Copy each line of the records below that has "JSON" in it.

[Items from an interface collection]
______________________________

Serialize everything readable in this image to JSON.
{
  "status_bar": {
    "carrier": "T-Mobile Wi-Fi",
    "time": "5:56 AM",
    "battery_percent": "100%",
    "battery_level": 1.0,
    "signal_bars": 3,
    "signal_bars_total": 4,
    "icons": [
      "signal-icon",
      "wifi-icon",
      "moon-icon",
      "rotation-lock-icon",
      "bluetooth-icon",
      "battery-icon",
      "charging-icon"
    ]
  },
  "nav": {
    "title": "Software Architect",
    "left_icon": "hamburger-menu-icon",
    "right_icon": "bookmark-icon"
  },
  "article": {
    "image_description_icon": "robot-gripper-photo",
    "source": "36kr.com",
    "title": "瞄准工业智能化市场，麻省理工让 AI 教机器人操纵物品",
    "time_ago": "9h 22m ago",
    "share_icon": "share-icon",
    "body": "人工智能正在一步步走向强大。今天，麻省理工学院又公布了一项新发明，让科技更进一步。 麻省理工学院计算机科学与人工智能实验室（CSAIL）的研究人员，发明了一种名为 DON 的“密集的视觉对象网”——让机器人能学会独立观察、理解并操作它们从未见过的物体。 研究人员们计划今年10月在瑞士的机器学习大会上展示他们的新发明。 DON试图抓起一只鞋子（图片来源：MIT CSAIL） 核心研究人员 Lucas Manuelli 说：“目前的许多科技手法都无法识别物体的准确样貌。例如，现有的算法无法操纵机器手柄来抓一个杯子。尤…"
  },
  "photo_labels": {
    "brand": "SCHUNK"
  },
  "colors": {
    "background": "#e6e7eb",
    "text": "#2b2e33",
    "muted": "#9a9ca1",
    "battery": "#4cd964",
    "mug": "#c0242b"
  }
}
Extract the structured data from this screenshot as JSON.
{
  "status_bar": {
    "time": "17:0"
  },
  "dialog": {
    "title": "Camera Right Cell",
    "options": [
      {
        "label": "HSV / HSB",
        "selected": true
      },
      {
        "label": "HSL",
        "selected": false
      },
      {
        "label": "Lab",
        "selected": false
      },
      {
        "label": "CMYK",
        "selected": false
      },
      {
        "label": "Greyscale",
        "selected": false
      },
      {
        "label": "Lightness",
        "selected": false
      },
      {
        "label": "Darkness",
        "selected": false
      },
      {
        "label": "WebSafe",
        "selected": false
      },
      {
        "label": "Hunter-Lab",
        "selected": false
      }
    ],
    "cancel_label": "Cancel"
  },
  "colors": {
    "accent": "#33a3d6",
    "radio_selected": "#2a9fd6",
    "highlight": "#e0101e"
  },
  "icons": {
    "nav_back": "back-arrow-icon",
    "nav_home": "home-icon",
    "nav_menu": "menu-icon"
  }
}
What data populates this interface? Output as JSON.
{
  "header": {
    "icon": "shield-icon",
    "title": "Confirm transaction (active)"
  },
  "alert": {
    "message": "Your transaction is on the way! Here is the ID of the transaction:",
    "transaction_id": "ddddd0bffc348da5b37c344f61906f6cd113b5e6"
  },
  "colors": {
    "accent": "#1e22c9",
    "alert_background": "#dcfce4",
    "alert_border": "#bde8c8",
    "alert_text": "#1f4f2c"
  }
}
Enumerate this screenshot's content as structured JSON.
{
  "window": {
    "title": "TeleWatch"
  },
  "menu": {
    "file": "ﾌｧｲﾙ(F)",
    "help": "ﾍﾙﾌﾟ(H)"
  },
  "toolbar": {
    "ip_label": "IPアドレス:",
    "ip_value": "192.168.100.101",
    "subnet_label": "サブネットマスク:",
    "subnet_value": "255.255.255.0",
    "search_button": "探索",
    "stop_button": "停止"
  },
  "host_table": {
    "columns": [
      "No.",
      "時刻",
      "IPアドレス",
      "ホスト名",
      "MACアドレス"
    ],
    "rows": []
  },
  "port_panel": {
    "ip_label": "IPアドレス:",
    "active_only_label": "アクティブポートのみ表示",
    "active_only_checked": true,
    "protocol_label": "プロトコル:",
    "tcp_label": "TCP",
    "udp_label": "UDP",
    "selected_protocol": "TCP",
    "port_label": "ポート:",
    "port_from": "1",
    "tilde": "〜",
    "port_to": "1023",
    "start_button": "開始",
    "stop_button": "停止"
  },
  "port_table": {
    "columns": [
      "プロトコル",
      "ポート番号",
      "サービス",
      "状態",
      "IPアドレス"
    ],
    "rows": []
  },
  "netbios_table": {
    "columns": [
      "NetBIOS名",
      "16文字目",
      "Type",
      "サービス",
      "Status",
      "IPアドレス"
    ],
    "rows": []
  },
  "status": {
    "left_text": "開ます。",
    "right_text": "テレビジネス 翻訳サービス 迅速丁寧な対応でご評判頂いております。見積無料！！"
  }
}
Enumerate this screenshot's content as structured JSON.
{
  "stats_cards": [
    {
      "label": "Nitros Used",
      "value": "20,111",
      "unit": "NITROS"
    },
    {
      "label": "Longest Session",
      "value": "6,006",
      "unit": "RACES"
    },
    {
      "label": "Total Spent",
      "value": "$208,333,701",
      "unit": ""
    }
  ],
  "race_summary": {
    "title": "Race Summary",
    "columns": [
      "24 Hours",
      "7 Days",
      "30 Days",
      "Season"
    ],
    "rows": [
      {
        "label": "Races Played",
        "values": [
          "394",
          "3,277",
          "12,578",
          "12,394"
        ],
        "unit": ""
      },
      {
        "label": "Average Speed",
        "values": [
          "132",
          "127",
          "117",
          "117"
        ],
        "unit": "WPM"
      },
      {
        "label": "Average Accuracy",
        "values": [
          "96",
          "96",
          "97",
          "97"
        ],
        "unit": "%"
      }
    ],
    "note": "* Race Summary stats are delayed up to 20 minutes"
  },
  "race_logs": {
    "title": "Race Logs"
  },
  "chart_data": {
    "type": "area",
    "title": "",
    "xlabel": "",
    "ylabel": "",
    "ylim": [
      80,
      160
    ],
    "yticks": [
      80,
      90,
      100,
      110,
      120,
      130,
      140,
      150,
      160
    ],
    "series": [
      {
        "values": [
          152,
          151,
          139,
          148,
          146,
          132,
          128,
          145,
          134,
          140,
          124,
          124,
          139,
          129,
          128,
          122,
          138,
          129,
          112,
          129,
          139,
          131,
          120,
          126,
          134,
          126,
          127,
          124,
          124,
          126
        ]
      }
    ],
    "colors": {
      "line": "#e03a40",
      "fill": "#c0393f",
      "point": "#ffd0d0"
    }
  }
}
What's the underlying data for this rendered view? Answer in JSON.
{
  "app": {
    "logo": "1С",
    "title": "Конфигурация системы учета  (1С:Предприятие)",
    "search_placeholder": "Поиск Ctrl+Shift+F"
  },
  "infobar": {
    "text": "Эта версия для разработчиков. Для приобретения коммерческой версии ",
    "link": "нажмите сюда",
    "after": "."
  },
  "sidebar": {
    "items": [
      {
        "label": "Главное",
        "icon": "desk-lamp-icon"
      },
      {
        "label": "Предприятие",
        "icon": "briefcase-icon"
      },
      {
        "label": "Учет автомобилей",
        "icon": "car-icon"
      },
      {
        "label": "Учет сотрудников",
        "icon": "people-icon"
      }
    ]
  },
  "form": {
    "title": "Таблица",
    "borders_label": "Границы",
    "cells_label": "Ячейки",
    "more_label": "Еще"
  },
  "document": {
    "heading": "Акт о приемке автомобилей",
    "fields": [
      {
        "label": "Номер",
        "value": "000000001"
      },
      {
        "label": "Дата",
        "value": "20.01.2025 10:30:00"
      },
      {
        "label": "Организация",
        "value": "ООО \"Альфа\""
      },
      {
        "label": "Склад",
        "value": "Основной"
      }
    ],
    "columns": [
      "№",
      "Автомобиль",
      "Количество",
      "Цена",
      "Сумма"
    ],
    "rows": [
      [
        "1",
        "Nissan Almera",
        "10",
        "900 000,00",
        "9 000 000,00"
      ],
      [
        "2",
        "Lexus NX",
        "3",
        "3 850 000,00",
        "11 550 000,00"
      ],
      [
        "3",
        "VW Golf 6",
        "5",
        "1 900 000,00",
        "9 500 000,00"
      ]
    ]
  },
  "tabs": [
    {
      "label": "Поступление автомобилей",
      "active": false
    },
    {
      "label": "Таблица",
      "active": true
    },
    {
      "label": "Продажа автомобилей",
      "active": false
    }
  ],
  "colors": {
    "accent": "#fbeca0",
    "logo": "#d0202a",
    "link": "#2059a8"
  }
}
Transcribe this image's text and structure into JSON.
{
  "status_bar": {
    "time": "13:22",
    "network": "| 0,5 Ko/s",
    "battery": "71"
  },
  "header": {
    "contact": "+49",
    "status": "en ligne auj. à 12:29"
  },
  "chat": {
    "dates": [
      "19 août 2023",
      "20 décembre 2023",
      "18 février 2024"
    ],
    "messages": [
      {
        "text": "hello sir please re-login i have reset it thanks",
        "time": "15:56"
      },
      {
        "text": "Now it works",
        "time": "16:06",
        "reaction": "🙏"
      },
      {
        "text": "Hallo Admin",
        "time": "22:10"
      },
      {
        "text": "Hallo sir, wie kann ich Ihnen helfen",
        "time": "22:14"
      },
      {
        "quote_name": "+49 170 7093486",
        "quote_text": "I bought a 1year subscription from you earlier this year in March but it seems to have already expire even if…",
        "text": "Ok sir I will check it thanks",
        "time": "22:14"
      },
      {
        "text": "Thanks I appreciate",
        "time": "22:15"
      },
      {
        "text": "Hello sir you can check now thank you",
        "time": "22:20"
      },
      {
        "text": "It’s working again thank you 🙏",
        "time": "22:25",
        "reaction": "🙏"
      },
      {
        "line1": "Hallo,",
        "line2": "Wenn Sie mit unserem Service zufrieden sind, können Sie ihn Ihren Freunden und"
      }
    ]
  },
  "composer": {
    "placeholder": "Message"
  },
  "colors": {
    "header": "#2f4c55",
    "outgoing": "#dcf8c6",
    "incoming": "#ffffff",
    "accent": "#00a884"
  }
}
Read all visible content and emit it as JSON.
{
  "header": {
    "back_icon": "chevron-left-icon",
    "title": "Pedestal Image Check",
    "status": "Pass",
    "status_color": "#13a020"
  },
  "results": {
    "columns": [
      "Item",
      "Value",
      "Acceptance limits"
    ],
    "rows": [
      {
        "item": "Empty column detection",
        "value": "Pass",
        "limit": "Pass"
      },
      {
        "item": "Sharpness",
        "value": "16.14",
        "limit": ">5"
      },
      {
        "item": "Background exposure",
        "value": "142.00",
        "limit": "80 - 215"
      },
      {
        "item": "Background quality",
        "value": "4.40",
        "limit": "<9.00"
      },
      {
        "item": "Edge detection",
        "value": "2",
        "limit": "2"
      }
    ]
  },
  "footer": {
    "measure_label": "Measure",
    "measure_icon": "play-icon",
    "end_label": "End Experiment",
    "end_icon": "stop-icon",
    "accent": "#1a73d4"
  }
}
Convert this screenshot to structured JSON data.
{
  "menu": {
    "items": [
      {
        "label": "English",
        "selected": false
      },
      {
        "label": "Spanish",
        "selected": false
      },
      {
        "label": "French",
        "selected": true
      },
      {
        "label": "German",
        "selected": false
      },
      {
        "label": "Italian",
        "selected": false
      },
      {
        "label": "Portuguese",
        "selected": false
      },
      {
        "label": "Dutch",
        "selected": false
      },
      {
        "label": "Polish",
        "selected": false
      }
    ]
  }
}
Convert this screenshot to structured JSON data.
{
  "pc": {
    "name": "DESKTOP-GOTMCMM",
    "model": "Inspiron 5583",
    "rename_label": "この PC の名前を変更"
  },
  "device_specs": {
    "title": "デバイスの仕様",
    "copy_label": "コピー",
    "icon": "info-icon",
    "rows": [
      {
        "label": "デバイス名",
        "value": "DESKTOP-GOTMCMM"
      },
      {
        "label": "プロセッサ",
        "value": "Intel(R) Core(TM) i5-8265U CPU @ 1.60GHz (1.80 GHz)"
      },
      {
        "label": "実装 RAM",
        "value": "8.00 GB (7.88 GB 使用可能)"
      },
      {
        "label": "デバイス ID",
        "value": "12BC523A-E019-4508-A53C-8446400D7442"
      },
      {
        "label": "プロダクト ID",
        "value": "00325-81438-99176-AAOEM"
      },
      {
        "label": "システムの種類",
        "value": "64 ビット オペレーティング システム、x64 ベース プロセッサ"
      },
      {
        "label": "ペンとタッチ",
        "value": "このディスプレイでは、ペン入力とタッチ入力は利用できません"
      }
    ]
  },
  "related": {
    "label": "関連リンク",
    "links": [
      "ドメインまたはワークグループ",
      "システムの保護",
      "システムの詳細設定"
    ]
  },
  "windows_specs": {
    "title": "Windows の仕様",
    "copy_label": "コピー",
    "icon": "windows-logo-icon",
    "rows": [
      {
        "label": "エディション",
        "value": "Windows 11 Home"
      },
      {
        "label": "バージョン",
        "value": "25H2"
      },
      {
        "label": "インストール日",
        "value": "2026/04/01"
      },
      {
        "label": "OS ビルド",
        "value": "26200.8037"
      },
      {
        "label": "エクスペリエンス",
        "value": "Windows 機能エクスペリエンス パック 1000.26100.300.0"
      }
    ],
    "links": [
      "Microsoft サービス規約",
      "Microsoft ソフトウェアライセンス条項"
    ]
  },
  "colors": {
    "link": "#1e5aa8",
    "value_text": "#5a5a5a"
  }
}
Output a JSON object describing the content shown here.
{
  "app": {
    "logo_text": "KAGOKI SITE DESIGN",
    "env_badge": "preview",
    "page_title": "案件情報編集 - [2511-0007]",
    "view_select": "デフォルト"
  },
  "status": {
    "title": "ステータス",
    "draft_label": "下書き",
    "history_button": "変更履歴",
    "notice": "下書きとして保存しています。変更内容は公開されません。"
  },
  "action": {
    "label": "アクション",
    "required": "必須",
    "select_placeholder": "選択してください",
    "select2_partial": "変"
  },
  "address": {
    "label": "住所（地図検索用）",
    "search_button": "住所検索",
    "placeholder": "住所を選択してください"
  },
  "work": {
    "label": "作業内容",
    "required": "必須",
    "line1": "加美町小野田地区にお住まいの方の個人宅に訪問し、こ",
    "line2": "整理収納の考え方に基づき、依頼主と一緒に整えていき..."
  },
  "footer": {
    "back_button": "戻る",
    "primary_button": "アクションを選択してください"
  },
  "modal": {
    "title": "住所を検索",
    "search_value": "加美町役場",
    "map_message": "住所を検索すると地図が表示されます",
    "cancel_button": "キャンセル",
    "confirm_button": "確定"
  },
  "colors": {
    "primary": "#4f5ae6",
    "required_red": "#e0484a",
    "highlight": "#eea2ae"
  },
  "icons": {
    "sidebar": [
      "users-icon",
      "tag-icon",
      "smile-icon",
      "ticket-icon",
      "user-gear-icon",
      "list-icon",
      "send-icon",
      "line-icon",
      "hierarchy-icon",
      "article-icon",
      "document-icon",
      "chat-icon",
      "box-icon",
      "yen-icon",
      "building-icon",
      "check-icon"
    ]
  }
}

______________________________

#### Reply
Serialize everything readable in this image to JSON.
Extract the structured data from this screenshot as JSON.
What data populates this interface? Output as JSON.
Enumerate this screenshot's content as structured JSON.
Enumerate this screenshot's content as structured JSON.
What's the underlying data for this rendered view? Answer in JSON.
Transcribe this image's text and structure into JSON.
Read all visible content and emit it as JSON.
Convert this screenshot to structured JSON data.
Convert this screenshot to structured JSON data.
Output a JSON object describing the content shown here.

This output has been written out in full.